WHAT IS EXPECTED ▸ From the first line to the last, return the data exactly, with no pictures.
##### EXTRACTED INFORMATION #####
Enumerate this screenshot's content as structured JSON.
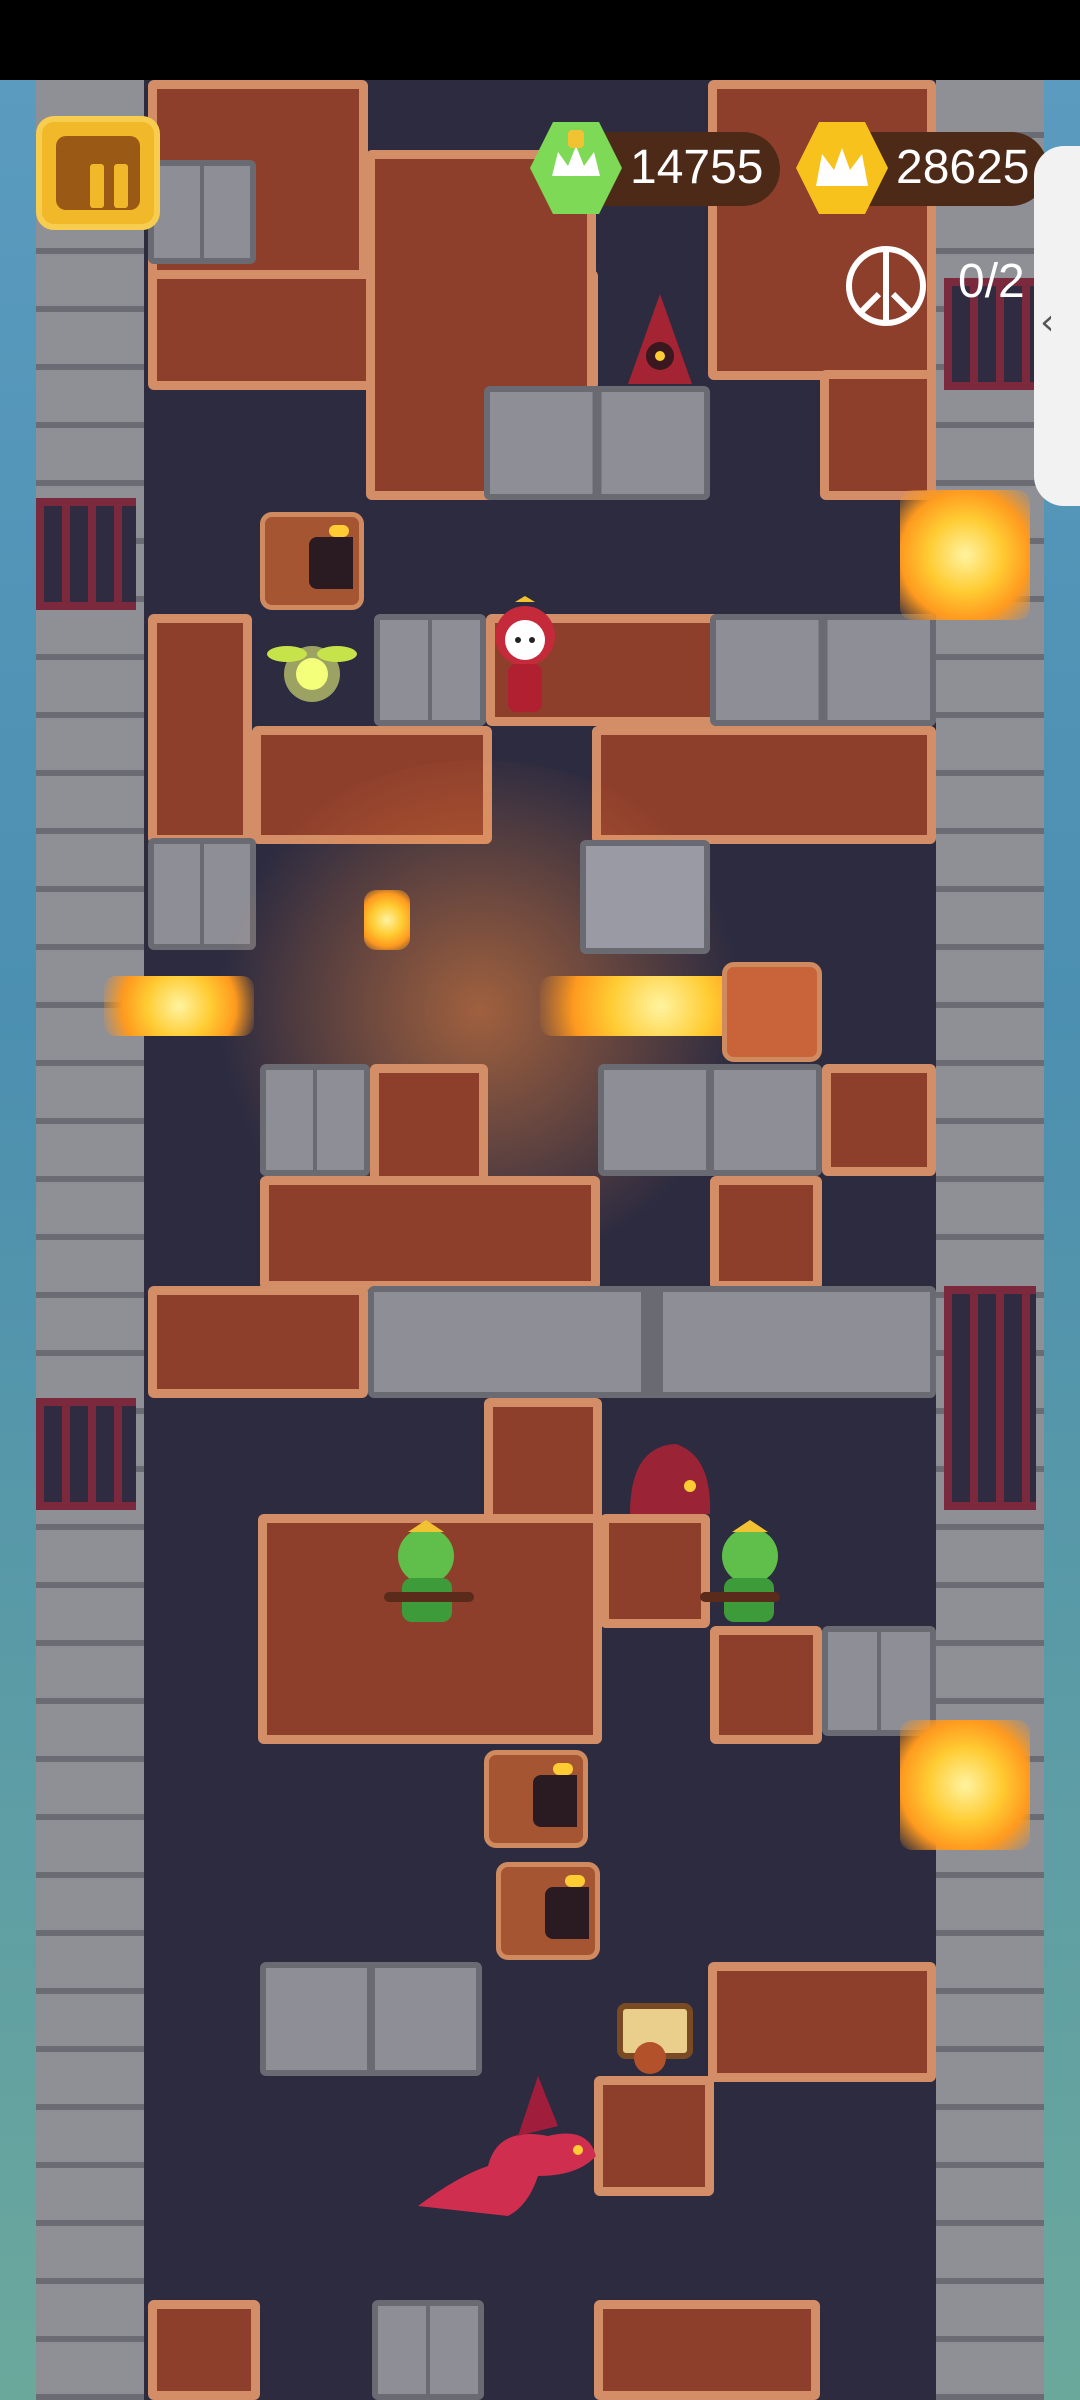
{
  "hud": {
    "pause_label": "Pause",
    "currency_green": "14755",
    "currency_gold": "28625",
    "objective_counter": "0/2",
    "side_tab_icon": "chevron-left-icon"
  },
  "colors": {
    "dirt": "#8e3f2c",
    "dirt_border": "#d38e67",
    "stone": "#8e8e96",
    "tower_bg": "#2c2b40",
    "pause_button": "#f1b82a",
    "green_badge": "#7ed957",
    "gold_badge": "#f7c21c"
  },
  "icons": {
    "green_currency": "crown-shield-icon",
    "gold_currency": "crown-icon",
    "objective": "peace-sign-icon",
    "pause": "pause-icon"
  },
  "scene": {
    "player": "hero-knight",
    "collectibles": [
      "firefly-lantern",
      "treasure-chest-top",
      "treasure-chest-bottom"
    ],
    "enemies": [
      "hooded-cultist-top",
      "red-boar-middle",
      "green-orc-left",
      "green-orc-right",
      "red-dragon"
    ],
    "traps": [
      "chomper-trap-top",
      "chomper-trap-middle-a",
      "chomper-trap-middle-b",
      "fire-spitter-right",
      "fire-spitter-left"
    ],
    "doors": [
      "metal-door"
    ]
  }
}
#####
OUTPUT BELOW ▸
Enumerate this screenshot's content as structured JSON.
{
  "hud": {
    "pause_label": "Pause",
    "currency_green": "14755",
    "currency_gold": "28625",
    "objective_counter": "0/2",
    "side_tab_icon": "chevron-left-icon"
  },
  "colors": {
    "dirt": "#8e3f2c",
    "dirt_border": "#d38e67",
    "stone": "#8e8e96",
    "tower_bg": "#2c2b40",
    "pause_button": "#f1b82a",
    "green_badge": "#7ed957",
    "gold_badge": "#f7c21c"
  },
  "icons": {
    "green_currency": "crown-shield-icon",
    "gold_currency": "crown-icon",
    "objective": "peace-sign-icon",
    "pause": "pause-icon"
  },
  "scene": {
    "player": "hero-knight",
    "collectibles": [
      "firefly-lantern",
      "treasure-chest-top",
      "treasure-chest-bottom"
    ],
    "enemies": [
      "hooded-cultist-top",
      "red-boar-middle",
      "green-orc-left",
      "green-orc-right",
      "red-dragon"
    ],
    "traps": [
      "chomper-trap-top",
      "chomper-trap-middle-a",
      "chomper-trap-middle-b",
      "fire-spitter-right",
      "fire-spitter-left"
    ],
    "doors": [
      "metal-door"
    ]
  }
}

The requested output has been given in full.